WORK INSTRUCTIONS:
Copy all the lines of the data that include the word "active".

[DATA FOR THIS EXERCISE — start]

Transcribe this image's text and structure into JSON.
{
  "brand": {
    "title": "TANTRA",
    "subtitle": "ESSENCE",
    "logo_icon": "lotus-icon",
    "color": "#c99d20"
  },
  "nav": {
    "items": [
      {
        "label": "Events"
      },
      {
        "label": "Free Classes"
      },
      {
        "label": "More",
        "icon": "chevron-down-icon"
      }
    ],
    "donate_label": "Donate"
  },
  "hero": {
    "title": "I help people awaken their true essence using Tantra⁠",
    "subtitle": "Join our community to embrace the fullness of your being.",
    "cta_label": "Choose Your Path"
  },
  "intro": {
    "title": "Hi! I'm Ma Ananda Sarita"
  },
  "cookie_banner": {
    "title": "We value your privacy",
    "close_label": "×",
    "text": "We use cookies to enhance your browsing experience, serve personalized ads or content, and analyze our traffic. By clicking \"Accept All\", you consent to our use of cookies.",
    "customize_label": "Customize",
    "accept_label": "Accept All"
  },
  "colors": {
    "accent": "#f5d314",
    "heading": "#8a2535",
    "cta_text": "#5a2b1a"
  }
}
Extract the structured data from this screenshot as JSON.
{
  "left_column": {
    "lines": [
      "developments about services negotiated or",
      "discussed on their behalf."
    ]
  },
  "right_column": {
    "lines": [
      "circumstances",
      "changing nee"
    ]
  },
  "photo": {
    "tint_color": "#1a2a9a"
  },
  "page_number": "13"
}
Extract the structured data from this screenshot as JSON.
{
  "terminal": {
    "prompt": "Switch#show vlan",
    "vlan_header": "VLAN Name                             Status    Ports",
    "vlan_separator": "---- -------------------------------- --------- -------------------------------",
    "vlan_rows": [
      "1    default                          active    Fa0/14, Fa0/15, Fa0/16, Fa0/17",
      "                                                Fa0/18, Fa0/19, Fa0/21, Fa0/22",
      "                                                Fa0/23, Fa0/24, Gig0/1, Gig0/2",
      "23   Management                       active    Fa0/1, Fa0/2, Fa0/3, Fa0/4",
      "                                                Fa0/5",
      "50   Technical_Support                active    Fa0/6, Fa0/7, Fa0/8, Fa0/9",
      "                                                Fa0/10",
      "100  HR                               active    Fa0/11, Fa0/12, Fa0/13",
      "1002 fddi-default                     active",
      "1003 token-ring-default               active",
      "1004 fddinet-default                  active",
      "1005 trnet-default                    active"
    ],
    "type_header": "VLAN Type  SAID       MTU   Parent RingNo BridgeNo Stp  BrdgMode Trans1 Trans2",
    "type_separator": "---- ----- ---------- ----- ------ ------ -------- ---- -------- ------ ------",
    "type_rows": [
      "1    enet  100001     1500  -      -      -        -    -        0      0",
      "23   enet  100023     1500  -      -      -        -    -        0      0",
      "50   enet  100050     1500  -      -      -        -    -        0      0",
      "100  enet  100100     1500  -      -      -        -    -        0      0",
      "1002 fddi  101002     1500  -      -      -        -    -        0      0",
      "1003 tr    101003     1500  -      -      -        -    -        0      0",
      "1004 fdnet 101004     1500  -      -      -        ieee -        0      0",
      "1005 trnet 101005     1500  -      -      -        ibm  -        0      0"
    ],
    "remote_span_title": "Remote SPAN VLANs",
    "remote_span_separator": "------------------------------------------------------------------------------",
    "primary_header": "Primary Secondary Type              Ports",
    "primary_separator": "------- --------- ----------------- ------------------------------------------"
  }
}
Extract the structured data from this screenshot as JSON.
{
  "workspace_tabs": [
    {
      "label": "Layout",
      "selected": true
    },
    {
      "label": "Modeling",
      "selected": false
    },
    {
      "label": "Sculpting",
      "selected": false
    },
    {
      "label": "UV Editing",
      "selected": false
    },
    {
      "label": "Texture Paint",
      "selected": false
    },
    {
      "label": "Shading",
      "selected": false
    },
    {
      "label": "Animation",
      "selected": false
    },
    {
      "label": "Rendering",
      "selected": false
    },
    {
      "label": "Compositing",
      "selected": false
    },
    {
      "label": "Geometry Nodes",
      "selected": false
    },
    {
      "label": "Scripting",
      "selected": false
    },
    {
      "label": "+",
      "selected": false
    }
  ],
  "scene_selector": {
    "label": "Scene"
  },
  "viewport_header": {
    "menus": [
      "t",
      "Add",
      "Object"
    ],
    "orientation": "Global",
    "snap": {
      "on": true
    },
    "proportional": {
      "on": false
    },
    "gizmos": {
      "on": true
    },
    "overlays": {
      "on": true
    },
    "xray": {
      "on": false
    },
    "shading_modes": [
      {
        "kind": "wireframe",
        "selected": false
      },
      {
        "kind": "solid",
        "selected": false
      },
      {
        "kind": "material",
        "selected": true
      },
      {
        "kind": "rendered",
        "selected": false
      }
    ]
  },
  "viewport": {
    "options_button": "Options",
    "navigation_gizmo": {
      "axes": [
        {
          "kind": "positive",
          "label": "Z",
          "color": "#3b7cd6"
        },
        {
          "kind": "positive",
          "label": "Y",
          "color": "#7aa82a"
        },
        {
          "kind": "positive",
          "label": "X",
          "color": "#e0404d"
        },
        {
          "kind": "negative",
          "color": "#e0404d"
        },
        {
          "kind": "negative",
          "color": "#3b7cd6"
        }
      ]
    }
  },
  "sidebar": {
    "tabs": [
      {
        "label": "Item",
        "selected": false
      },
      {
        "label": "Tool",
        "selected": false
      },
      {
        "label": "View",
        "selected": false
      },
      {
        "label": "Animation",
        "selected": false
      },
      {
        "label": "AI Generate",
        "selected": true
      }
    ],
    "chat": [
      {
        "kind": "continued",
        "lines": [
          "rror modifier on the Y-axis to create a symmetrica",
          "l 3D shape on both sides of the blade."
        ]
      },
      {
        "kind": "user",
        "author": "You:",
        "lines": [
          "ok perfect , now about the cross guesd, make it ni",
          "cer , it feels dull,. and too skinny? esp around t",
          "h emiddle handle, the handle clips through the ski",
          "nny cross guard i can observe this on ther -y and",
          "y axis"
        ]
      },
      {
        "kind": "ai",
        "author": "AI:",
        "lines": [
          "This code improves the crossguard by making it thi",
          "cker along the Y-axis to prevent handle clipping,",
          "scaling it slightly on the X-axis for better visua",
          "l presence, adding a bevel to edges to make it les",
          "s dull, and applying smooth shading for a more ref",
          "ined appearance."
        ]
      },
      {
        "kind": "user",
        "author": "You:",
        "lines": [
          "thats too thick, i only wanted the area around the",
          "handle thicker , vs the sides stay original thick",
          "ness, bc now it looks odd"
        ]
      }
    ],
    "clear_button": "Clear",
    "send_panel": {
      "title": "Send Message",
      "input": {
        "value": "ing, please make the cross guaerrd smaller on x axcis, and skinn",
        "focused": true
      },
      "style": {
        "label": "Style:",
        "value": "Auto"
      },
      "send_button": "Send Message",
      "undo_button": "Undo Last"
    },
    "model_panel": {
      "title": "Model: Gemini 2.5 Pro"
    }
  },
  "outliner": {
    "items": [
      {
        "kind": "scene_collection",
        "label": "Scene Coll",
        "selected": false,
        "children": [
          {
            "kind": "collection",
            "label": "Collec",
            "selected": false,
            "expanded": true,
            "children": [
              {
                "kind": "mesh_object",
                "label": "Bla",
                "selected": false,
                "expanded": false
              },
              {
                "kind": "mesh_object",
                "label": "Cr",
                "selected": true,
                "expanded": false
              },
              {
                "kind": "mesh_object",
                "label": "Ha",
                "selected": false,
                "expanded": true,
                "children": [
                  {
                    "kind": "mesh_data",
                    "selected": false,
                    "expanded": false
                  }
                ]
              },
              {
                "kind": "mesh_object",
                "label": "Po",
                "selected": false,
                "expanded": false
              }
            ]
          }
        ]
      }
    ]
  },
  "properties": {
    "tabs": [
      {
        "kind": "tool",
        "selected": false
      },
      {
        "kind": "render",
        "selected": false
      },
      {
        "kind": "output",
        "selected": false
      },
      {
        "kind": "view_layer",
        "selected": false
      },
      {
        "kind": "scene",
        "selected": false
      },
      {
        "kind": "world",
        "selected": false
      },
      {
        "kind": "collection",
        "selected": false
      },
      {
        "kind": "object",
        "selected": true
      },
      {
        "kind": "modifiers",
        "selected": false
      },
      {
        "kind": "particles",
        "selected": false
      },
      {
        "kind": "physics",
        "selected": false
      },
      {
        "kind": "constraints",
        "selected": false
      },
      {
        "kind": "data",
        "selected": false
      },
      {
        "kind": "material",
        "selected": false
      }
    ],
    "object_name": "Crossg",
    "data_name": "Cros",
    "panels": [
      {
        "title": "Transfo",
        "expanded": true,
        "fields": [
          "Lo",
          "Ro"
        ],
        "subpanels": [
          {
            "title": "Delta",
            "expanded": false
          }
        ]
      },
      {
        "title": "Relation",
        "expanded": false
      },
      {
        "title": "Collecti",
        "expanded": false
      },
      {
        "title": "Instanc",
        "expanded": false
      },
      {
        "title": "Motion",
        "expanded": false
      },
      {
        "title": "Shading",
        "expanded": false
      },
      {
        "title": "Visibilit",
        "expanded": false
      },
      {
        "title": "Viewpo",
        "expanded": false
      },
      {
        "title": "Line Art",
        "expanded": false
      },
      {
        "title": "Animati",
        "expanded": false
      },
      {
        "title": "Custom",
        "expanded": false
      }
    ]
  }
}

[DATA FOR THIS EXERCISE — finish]

ANSWER SPACE:
      "1    default                          active    Fa0/14, Fa0/15, Fa0/16, Fa0/17",
      "23   Management                       active    Fa0/1, Fa0/2, Fa0/3, Fa0/4",
      "50   Technical_Support                active    Fa0/6, Fa0/7, Fa0/8, Fa0/9",
      "100  HR                               active    Fa0/11, Fa0/12, Fa0/13",
      "1002 fddi-default                     active",
      "1003 token-ring-default               active",
      "1004 fddinet-default                  active",
      "1005 trnet-default                    active"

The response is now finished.